● **TASK STATEMENT**: Lines with "Left": state how many there are in the records below, and nothing else.

● **GIVEN RECORDS**:
Segment Open
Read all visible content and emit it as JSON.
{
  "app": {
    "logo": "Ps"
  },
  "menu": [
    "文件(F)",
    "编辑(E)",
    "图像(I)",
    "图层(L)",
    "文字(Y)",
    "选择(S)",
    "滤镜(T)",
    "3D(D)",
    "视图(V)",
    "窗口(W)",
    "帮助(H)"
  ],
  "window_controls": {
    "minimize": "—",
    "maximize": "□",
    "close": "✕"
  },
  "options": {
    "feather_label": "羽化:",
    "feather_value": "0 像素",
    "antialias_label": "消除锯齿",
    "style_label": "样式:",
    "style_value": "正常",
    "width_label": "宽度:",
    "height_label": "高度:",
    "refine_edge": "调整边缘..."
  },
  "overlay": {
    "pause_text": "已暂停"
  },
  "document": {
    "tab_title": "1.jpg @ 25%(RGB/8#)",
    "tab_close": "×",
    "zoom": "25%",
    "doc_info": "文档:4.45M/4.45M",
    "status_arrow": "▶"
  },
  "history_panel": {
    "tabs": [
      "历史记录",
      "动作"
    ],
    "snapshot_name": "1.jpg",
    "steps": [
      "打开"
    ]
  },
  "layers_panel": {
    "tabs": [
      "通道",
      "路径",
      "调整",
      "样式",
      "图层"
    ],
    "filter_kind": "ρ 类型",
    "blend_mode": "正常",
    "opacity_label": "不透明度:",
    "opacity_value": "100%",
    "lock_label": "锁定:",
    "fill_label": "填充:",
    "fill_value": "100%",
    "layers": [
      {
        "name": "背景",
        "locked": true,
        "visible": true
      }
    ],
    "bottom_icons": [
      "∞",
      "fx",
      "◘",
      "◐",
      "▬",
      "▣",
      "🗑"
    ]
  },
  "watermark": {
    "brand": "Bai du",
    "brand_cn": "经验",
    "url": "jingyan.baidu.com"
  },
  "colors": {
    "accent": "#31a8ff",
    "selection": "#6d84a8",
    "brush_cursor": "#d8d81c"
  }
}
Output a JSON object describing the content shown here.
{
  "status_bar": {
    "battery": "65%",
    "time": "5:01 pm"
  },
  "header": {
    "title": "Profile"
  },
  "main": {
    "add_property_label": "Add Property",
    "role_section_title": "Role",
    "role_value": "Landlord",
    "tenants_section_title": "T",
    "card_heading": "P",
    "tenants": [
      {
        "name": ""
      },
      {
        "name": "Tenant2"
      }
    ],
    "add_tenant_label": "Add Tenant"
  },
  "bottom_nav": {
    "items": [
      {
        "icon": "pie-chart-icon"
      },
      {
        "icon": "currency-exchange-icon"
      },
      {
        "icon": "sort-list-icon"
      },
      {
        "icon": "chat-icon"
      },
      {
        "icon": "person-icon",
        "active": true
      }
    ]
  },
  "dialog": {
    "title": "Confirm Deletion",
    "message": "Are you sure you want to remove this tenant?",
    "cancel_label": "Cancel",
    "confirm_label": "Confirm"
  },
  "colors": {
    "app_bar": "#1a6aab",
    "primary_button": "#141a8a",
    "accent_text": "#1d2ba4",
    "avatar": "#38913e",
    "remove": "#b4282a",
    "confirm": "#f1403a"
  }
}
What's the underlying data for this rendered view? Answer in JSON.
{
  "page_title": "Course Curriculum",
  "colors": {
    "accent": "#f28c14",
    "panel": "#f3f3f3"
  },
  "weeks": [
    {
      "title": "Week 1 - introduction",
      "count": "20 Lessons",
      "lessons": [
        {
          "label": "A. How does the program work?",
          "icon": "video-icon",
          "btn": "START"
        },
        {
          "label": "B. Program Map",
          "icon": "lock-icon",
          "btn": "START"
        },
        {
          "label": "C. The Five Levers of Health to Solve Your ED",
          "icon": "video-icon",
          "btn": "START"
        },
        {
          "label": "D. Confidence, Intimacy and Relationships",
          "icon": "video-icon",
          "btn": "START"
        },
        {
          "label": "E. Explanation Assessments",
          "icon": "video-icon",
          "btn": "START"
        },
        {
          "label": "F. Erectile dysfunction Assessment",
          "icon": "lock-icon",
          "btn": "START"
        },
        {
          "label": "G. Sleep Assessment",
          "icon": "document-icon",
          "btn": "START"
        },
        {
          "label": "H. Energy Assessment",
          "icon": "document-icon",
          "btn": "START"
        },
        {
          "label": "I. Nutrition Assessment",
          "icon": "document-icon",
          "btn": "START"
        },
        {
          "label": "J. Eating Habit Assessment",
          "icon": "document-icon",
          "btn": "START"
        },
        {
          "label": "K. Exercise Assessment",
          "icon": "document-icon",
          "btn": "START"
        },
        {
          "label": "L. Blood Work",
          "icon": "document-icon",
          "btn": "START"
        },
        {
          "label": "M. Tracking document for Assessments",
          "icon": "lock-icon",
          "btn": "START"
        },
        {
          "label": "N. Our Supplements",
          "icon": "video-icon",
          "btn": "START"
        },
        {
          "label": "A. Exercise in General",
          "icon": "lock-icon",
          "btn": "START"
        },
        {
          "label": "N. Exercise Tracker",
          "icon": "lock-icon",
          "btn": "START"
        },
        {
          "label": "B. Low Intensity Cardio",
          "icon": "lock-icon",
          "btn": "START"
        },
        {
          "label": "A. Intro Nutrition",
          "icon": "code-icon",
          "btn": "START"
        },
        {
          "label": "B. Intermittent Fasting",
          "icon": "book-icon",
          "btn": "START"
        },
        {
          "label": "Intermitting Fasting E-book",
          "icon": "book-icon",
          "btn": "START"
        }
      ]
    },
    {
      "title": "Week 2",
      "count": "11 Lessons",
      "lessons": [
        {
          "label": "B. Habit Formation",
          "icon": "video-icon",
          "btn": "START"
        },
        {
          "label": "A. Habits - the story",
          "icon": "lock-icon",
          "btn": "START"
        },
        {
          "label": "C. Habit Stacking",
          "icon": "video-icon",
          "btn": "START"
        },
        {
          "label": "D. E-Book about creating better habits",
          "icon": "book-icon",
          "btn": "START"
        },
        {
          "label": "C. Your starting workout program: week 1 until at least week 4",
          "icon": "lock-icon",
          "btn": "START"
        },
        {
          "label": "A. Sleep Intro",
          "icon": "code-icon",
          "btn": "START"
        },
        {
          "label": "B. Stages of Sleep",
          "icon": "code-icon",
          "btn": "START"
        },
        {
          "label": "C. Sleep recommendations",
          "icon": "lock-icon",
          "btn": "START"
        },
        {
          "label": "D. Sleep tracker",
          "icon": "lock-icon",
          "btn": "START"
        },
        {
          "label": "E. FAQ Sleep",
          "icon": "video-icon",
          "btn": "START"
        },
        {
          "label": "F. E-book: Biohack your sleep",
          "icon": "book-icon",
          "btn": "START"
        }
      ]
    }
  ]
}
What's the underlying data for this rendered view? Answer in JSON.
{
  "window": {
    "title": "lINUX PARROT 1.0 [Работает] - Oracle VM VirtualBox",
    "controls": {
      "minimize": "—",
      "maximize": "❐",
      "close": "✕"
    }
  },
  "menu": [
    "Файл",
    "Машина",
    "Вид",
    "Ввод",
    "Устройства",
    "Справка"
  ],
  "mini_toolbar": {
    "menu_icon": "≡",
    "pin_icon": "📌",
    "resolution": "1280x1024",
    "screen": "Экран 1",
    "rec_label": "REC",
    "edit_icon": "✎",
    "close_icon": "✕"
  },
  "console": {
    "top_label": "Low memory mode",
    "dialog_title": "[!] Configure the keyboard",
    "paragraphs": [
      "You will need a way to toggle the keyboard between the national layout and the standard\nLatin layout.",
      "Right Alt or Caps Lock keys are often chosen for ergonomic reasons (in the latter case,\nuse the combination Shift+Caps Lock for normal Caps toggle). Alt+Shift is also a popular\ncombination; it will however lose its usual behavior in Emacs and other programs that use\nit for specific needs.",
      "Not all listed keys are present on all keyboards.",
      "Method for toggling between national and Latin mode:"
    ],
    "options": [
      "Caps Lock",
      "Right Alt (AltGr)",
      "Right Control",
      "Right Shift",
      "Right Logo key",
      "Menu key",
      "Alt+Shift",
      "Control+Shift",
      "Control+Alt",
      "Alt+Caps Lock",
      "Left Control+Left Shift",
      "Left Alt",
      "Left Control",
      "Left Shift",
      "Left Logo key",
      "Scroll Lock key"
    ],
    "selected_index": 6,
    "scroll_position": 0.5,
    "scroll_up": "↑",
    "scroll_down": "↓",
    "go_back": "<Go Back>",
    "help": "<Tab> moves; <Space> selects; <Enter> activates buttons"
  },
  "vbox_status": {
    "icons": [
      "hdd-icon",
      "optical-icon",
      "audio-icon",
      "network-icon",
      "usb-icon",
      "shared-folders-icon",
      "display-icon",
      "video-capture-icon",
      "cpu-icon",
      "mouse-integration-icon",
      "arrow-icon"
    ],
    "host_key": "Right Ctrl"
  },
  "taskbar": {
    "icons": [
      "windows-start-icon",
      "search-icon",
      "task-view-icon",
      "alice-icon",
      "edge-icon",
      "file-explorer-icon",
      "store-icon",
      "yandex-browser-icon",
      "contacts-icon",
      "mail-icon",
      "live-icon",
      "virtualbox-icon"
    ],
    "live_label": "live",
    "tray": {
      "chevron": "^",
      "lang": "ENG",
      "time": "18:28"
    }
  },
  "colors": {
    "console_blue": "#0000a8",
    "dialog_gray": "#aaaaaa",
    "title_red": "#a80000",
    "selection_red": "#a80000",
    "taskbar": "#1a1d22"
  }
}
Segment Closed
● **ANSWER FOR THIS EXERCISE**: 5